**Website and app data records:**

============================================================

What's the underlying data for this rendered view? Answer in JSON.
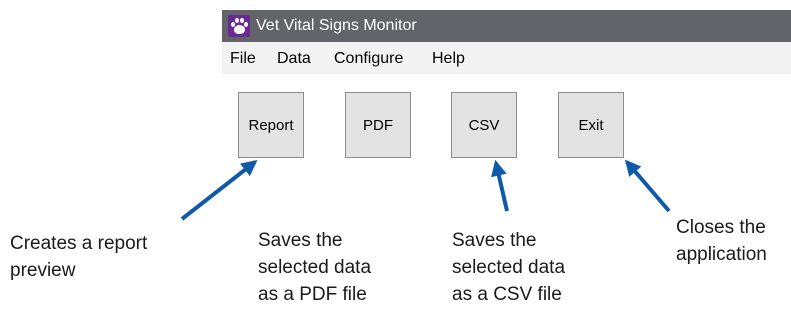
{
  "window": {
    "title": "Vet Vital Signs Monitor",
    "icon": "paw-icon"
  },
  "menu": {
    "items": [
      {
        "label": "File"
      },
      {
        "label": "Data"
      },
      {
        "label": "Configure"
      },
      {
        "label": "Help"
      }
    ]
  },
  "buttons": {
    "report": "Report",
    "pdf": "PDF",
    "csv": "CSV",
    "exit": "Exit"
  },
  "annotations": {
    "report": "Creates a report\npreview",
    "pdf": "Saves the\nselected data\nas a PDF file",
    "csv": "Saves the\nselected data\nas a CSV file",
    "exit": "Closes the\napplication"
  },
  "colors": {
    "titlebar": "#626469",
    "menubar": "#f3f3f3",
    "button_face": "#e3e3e3",
    "arrow": "#0f5aa8",
    "icon_bg": "#6a2a95"
  }
}
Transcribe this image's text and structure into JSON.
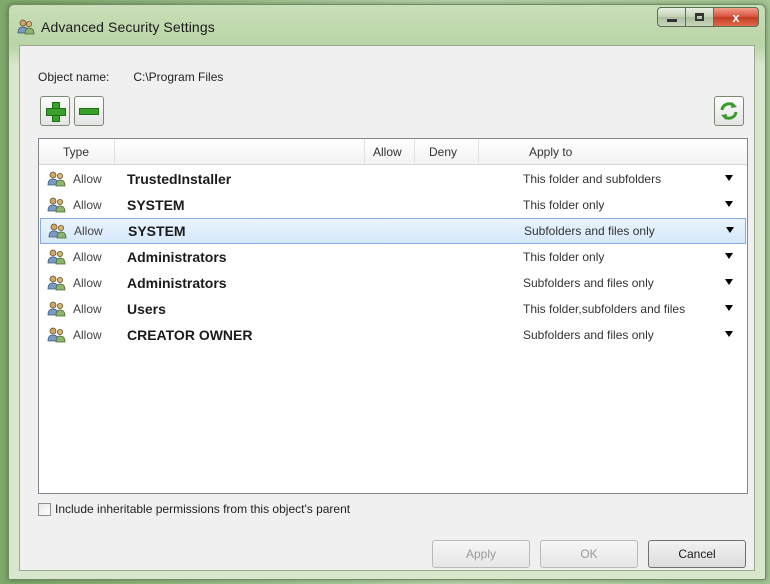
{
  "window": {
    "title": "Advanced Security Settings",
    "caption_close": "x"
  },
  "object": {
    "label": "Object name:",
    "value": "C:\\Program Files"
  },
  "columns": {
    "type": "Type",
    "allow": "Allow",
    "deny": "Deny",
    "apply_to": "Apply to"
  },
  "rows": [
    {
      "type": "Allow",
      "name": "TrustedInstaller",
      "apply_to": "This folder and subfolders"
    },
    {
      "type": "Allow",
      "name": "SYSTEM",
      "apply_to": "This folder only"
    },
    {
      "type": "Allow",
      "name": "SYSTEM",
      "apply_to": "Subfolders and files only",
      "selected": true
    },
    {
      "type": "Allow",
      "name": "Administrators",
      "apply_to": "This folder only"
    },
    {
      "type": "Allow",
      "name": "Administrators",
      "apply_to": "Subfolders and files only"
    },
    {
      "type": "Allow",
      "name": "Users",
      "apply_to": "This folder,subfolders and files"
    },
    {
      "type": "Allow",
      "name": "CREATOR OWNER",
      "apply_to": "Subfolders and files only"
    }
  ],
  "inherit_checkbox": {
    "label": "Include inheritable permissions from this object's parent",
    "checked": false
  },
  "buttons": {
    "apply": "Apply",
    "ok": "OK",
    "cancel": "Cancel"
  },
  "colors": {
    "accent_green": "#39a02c",
    "selection_border": "#84acdd",
    "close_red": "#c43a22"
  },
  "icons": {
    "title": "security-shield-users-icon",
    "add": "plus-icon",
    "remove": "minus-icon",
    "refresh": "refresh-icon",
    "row": "users-icon",
    "dropdown": "dropdown-arrow-icon"
  }
}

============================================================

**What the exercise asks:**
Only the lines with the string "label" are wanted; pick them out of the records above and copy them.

**Answer for the task:**
        "label": "File"
        "label": "Data"
        "label": "Configure"
        "label": "Help"
    "label": "Object name:",
    "label": "Include inheritable permissions from this object's parent",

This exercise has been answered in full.